There are currently no myxomatosis vaccinations available for pet rabbits in Australia. The best defense is a good fence! Or a rabbit enclosure.

RHDV is transmitted between rabbits directly or indirectly via infected equipment, clothing and fomites. The main at risk group is young rabbits between 3-4 weeks old.

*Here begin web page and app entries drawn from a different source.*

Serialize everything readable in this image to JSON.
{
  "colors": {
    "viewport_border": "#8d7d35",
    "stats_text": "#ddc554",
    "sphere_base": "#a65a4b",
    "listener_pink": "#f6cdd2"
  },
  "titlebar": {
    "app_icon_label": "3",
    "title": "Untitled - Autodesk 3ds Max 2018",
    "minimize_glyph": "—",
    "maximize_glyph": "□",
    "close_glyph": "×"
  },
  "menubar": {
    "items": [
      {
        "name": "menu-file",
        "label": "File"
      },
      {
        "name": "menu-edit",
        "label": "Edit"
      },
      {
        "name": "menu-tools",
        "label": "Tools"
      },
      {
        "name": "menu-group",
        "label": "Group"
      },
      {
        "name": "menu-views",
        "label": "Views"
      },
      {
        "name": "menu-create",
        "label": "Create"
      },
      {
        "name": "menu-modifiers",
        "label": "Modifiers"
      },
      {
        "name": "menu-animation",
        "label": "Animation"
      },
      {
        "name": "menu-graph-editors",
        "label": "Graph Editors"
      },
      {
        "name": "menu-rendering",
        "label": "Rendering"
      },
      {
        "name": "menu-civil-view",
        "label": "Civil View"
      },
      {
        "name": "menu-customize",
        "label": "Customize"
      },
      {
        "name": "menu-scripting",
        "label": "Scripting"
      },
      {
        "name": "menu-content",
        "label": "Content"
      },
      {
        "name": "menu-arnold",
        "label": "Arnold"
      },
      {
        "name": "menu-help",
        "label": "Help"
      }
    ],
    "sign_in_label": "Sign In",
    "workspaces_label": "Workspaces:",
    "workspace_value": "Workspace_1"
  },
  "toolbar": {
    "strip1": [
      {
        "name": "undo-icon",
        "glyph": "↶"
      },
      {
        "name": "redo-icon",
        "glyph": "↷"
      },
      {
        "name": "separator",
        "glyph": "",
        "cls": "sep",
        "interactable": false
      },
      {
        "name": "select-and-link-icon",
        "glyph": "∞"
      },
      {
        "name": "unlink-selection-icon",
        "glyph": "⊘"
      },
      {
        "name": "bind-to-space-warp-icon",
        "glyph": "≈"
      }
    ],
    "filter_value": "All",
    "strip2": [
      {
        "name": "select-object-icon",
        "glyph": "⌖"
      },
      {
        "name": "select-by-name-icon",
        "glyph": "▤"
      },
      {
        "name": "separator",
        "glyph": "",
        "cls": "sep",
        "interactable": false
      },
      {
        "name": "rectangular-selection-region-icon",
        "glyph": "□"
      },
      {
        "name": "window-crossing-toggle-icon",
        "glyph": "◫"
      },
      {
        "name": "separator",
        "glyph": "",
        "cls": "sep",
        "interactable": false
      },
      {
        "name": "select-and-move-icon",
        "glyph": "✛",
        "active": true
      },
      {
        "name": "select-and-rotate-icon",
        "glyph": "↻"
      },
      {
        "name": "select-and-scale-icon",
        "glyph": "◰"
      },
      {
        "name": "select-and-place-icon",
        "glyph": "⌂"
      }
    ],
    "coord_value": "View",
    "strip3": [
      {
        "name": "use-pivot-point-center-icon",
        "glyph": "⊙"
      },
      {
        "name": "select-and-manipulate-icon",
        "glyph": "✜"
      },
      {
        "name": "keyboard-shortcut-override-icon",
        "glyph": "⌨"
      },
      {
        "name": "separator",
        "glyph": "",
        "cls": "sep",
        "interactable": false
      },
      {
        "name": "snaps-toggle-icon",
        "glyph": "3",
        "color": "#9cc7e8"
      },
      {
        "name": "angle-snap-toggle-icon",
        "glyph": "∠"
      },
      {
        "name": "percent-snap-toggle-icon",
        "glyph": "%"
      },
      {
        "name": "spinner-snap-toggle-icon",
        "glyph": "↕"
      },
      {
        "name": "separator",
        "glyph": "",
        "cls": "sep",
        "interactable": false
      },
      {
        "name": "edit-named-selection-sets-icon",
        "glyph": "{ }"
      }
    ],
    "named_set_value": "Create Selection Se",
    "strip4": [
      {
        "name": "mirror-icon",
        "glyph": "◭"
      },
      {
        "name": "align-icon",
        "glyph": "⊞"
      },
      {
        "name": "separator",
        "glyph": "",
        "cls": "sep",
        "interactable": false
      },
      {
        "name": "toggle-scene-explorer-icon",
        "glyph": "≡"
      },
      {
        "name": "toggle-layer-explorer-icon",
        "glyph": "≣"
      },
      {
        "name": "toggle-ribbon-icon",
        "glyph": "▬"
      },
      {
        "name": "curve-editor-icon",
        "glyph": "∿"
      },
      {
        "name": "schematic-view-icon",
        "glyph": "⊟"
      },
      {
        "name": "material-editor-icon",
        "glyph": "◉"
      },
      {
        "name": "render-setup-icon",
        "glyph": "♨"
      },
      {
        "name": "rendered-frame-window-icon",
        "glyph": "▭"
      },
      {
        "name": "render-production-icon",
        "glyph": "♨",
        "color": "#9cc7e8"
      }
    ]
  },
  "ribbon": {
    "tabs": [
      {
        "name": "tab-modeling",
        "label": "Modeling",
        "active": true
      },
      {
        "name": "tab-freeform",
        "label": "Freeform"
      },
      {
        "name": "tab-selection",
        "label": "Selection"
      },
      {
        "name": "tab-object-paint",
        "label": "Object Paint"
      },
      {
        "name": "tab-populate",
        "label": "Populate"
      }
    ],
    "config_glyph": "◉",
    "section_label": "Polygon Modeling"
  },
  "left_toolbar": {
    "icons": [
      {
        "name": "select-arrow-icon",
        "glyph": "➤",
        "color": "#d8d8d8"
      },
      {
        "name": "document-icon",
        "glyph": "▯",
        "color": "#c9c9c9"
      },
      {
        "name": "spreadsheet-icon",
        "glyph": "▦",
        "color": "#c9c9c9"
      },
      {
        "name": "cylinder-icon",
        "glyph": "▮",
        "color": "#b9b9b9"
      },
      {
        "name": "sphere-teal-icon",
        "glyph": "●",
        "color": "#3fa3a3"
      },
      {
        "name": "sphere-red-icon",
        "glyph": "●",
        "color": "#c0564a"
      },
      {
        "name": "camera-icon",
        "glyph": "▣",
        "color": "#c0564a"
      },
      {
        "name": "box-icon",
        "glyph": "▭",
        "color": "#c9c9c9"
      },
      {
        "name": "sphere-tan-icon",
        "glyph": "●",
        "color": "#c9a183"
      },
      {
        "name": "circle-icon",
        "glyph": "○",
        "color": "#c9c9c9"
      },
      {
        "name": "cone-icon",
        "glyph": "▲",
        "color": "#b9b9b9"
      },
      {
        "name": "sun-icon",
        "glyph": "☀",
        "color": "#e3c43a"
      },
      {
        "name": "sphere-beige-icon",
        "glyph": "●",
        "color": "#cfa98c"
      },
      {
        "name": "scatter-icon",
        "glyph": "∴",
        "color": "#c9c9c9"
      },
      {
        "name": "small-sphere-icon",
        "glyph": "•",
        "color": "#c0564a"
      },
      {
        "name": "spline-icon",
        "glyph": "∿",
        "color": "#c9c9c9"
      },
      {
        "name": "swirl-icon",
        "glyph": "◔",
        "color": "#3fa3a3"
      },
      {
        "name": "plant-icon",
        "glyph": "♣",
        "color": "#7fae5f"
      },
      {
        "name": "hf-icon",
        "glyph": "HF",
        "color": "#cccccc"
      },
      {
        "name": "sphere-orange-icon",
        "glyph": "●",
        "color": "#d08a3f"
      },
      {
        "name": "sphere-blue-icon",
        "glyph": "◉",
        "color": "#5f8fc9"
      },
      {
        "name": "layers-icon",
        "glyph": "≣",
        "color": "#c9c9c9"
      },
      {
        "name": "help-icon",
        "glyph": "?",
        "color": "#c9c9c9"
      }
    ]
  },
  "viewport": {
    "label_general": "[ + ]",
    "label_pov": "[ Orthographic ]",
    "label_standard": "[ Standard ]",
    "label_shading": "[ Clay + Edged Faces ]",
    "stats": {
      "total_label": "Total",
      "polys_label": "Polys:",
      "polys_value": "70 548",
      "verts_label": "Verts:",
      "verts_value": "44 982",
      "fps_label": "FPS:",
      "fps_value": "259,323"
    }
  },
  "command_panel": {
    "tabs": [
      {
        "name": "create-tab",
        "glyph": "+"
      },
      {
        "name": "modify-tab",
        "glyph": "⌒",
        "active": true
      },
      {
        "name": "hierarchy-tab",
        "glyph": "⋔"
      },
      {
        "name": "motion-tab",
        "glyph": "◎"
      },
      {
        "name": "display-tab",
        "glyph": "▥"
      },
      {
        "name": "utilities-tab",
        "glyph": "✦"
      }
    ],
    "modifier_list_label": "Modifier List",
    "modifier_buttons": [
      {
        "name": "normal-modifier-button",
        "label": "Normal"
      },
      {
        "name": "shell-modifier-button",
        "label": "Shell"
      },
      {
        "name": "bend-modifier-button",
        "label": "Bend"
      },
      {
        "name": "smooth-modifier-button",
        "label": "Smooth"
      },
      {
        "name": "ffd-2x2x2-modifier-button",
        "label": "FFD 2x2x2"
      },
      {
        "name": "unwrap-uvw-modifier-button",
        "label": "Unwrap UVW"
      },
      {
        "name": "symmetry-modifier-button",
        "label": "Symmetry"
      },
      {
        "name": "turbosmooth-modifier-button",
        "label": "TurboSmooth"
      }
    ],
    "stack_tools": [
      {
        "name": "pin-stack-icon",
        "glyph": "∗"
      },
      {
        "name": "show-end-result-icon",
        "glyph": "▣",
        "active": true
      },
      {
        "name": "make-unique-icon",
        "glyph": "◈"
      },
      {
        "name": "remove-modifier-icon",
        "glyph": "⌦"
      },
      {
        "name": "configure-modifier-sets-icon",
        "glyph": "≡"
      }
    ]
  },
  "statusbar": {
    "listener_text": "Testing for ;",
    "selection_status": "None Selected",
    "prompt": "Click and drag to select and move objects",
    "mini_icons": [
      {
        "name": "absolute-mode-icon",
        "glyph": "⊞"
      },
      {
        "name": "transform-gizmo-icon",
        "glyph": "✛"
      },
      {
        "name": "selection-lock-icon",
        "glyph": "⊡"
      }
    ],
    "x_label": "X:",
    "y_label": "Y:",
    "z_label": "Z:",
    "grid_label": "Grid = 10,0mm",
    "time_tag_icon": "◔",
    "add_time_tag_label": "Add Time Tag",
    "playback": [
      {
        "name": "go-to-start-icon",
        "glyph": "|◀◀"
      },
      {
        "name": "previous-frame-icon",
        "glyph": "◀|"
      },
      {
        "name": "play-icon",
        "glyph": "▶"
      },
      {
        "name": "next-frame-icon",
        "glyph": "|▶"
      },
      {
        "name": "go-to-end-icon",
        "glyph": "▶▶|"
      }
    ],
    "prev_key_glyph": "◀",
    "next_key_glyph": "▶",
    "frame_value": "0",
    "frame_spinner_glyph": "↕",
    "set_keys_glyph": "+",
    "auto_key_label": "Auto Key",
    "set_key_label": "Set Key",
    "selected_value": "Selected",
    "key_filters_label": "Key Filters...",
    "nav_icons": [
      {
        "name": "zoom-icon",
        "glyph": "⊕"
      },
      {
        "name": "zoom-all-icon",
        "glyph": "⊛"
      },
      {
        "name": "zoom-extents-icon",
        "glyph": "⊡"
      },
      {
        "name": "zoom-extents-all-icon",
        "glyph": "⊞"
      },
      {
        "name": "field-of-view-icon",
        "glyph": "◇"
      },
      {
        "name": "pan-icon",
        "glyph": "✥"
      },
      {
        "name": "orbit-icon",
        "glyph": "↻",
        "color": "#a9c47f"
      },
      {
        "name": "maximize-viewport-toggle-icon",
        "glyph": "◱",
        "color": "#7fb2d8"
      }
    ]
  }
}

Clinical signs may include lethargy, inappetence, pyrexia and GI stasis, and is infectious to all un-vaccinated rabbits!

The current label guidelines are two boosters for kits, at three and four months old, and now every twelve months for adults.
The method for vaccination is subcutaneous just like a cat or dog. 1 mL Cylap vaccination under the skin, get that towel out Arthur Dent!

However, due to recent concerns with the release of RDHV 1 – K5 and the discovery of RHDV 2, the Australian Veterinary Association (AVA) and NSW Department of Primary Industries (DPI) recommend minimising exposure to Rabbit Calicivirus.
How you ask?

  1. Vaccinate your rabbit more frequently – 4 weeks, 8 weeks and 12 weeks, followed by every 6 months.
          Why? Rabbit Haemorrhagic Disease Virus primarily affects young rabbits, so by vaccinating more at a younger age you can decrease the risk of disease.

  1. The DPI recommends
  • Preventing direct contact with wild rabbits, and preventing indirect contact by not feeding cut grass
  • Maintaining quality hygiene prior to handling your beautiful bunnies – wash your hands with warm water and soap!
  • Providing your rabbit with an insect proof hutch, quarantining new or infected rabbits
  • Cleaning cages and equipment with 10% bleach, 10% sodium hydroxide or parvocide disinfectants

Please stress the importance of vaccinating your rabbit, it’s life or death!

Better Bunny Bag
Last but not least, your take home information and treats for coming in to the clinic with your rabbit!
Does your rabbit have some treats to go home with?
A Vaccination passport and guidelines about preventative care? (re read above)

To generate some Bunny Bag ideas; oxbow critical care,  bag of rabbit feed/hay (good quality hay remember!),  maybe some obstacles to jump through, rabbits do love toys!
Make it your own!

Finally, here is the important Rabbit Consult Checklist, a short summary of everything in this article and all you need to know for a successful rabbit consult.
Hop to it!

Rabbit Checklist EV

  • Meredith, A, Johnson Delaney, C. BSAVA Manual of Exotic Pets. 5th Edn. APA, Cheltenham, 2010.
  • Hillyer, EV, Quesenberry, K. Ferrets , Rabbits and Rodents: Clinical Medicine and Surgery.  WB Saunders, Sydney, 1997.
  • Melbourne Rabbit Clinic. Rabbit & Guinea Pig Emergency Manual. Melbourne Rabbit Clinic, Ferntree Gully, 2014.
  • AVA. Rabbit Calicivirus in Australia. http://www.ava.com.au/rabbit-calicivirus